‘Plug Structural, Operational Gaps & Keep a Hawk Eye On China’

NEW DELHI: As India’s national security planners weigh the implications of China’s recent muscle flexing in the Galwan Valley and Pangong Tso, and the way forward, the words of a former US national security adviser John Bolton bear repetition. In an exclusive chat with StratNews Global the other day, Bolton warned that what happened in Ladakh was a deliberate move by China and they came with an objective in mind.  They will draw their conclusions and India can expect something maybe six months from now, something seemingly disconnected from what happened in the Galwan Valley.

China watcher Jayadeva Ranada believes the Chinese did what they did fully understanding that the relationship with India will suffer for a long time to come. Among the reasons he attributes for China’s actions, it could have been intended to secure China’s strategic and financial interests in Gilgit-Baltistan, also ensure the security of the Aksai Chin highway linking Xinjiang with Tibet, and sever India’s access to Daulat Beg Oldi and the Siachen Glacier.

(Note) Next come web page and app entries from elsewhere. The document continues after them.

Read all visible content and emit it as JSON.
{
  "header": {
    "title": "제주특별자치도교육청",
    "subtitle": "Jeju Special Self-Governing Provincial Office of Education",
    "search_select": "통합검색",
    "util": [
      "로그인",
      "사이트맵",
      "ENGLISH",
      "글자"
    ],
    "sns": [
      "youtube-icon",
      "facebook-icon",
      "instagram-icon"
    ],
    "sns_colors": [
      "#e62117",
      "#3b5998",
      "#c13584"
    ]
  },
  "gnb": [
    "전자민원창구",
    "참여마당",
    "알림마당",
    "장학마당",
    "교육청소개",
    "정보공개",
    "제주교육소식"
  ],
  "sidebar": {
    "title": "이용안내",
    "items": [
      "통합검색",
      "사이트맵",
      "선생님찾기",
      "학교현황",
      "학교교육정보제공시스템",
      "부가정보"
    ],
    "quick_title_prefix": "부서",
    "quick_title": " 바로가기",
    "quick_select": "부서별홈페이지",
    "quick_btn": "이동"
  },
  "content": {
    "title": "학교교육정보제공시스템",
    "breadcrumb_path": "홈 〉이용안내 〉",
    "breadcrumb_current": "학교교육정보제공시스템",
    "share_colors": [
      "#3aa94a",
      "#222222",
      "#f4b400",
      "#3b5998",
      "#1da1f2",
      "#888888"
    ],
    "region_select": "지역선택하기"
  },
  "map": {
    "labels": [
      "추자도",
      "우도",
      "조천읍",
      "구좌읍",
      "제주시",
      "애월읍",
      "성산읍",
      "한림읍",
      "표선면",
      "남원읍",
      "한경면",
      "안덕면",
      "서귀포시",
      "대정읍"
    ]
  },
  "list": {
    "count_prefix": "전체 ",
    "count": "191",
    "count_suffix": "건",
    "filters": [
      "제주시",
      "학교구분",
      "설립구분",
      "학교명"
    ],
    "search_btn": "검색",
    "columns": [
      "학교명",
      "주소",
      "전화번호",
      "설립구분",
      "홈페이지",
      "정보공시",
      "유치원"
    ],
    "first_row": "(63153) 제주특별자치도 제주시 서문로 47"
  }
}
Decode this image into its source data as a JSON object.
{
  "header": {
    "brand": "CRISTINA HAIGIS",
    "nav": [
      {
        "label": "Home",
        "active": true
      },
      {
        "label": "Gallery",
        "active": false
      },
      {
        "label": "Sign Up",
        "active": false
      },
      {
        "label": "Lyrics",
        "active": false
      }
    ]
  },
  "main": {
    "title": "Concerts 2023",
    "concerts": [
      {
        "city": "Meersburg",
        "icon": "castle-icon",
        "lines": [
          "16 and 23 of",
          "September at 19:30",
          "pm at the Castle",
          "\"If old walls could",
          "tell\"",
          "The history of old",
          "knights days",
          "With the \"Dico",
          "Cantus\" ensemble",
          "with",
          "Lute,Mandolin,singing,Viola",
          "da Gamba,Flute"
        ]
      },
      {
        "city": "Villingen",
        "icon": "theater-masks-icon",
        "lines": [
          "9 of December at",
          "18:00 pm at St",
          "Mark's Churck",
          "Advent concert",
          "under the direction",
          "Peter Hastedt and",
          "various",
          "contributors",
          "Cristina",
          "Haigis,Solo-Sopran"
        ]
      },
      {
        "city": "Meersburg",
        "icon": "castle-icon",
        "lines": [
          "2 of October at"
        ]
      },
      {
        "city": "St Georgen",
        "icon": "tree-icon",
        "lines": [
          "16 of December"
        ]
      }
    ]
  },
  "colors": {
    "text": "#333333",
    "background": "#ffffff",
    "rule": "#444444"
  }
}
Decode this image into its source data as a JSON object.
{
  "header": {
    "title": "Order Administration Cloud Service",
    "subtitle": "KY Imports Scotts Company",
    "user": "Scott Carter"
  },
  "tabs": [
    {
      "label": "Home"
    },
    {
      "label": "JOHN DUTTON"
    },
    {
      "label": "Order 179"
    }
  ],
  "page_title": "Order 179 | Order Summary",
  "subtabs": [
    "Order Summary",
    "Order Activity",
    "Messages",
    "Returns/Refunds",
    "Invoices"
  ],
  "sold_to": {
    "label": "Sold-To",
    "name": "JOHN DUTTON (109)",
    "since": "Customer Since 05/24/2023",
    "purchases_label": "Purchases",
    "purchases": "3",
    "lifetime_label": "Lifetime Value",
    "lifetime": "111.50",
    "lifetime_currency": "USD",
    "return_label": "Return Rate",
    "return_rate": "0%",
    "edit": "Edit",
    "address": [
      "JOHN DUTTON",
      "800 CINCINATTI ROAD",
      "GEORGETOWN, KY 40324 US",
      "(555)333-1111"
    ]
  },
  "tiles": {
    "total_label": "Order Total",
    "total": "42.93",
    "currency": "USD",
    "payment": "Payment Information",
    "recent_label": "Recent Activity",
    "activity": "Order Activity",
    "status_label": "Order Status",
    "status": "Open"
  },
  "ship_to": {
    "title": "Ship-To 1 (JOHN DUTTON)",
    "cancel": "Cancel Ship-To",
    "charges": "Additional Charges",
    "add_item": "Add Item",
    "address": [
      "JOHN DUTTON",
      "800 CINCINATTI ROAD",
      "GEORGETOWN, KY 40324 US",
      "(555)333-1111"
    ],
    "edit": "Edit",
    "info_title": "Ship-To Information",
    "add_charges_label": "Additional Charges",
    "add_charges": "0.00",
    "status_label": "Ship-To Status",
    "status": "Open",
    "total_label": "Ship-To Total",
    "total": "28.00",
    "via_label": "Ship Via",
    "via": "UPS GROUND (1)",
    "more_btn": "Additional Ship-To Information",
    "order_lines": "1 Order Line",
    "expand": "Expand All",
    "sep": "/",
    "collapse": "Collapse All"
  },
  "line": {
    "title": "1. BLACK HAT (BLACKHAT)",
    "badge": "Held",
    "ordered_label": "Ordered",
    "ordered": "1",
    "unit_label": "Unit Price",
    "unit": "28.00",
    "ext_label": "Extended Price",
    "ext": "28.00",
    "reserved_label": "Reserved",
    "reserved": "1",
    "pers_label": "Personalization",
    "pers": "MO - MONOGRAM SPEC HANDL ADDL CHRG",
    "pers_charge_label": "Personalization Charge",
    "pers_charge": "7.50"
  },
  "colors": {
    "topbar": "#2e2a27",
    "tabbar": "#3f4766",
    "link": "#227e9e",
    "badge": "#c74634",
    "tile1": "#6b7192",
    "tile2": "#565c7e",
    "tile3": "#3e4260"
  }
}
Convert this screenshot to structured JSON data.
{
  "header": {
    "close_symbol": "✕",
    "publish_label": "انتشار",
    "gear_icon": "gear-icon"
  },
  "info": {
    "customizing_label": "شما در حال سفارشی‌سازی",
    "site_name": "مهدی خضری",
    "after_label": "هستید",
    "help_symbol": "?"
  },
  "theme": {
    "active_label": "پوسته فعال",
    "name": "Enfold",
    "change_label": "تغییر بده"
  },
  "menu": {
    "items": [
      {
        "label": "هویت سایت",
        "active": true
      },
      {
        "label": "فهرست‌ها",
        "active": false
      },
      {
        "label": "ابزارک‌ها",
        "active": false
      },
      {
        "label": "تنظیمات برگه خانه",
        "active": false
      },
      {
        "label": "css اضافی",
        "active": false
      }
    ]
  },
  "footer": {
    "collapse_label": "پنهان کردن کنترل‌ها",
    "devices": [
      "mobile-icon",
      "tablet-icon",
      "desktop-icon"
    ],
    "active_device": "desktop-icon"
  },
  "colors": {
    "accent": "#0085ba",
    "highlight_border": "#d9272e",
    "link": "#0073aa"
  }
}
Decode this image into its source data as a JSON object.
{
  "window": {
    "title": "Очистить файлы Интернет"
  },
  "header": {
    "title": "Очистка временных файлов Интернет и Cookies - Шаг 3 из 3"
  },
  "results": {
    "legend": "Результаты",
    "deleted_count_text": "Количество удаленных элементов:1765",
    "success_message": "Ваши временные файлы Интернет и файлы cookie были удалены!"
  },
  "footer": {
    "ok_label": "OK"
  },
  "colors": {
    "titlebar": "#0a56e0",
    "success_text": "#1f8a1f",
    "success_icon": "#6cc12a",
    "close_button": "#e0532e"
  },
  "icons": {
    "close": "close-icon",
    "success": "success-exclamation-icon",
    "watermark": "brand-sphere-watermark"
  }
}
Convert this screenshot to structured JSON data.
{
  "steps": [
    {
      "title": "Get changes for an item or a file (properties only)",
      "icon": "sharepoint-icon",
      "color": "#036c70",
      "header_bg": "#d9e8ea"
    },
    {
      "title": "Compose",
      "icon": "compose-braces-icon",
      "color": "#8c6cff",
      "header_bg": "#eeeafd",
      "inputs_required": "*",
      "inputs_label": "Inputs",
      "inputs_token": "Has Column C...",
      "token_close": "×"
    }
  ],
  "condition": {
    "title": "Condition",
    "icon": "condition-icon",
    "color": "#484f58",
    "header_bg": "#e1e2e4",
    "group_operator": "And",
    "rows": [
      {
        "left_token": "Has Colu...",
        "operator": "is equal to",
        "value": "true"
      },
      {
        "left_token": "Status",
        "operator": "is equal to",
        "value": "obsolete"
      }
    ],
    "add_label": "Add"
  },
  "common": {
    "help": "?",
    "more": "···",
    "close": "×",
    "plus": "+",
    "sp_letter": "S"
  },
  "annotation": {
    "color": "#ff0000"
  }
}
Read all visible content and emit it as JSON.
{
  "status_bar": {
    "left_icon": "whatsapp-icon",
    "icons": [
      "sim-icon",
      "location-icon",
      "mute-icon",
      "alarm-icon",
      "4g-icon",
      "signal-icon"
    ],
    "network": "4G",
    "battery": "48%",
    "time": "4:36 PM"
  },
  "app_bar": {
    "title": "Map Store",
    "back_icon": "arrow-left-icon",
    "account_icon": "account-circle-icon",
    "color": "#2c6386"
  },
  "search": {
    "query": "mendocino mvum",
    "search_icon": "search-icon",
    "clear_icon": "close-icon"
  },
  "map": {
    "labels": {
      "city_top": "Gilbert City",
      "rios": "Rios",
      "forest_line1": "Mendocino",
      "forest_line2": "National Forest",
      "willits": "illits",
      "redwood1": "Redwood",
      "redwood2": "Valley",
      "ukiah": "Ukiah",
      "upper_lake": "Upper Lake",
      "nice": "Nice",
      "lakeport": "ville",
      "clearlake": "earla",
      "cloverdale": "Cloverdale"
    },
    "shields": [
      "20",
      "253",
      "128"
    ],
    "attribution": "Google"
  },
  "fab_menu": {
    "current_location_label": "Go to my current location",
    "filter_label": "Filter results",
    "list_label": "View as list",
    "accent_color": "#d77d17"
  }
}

Lt Gen. Devraj Anbu, former vice-chief of the Indian Army, suspects China is still smarting from the loss of face it suffered in Doklam in 2017. “They came with an intention to put down India but their execution did not go well and they underestimated the capability of the Indian army,” he told StratNews Global Editor-in-Chief Nitin A. Gokhale.

So what can India do to prepare better for any Chinese misadventure going forward?

Nitin A Gokhale WhatsApp Channel

We need eyes in the sky to monitor Chinese movements. Also, specialized people who can analyse those inputs and draw inferences, said Ranade. There is also a need to speed up building border infrastructure, which will cater to the logistical needs of the forces besides improving the economic standards of people living in border areas.

He also called for speeding up infrastructure building in the Andaman and Nicobar Islands, so as to better counter any maritime threats.

Lt Gen Anbu, who has served as the Northern Army Commander, offered a host of suggestions:

  • 24-hr surveillance on major Chinese cantonment and training areas which are constantly changing and coming closer
  • Building all-weather connectivity in Ladakh, including tunnels
  • Defence-related infrastructure in forward areas should be dispersed, also the need to camouflage deployment
  • Weaponry custom-made for the mountains, which includes air defence systems, anti-tank guided missiles       mounted on mobile vehicles, electronic warfare gadgets
  • Development of disruptive capabilities
  • Deployment of another army division in Ladakh and putting ITBP under the operational command of the Army
  • Structural reform of the China Study Group
  • Imparting historical knowledge to troops deployed in forward areas

Some of these are a work in progress. But surveillance will be critical, given that there are fears of a Ladakh re-run. Forewarned is forearmed, as they say.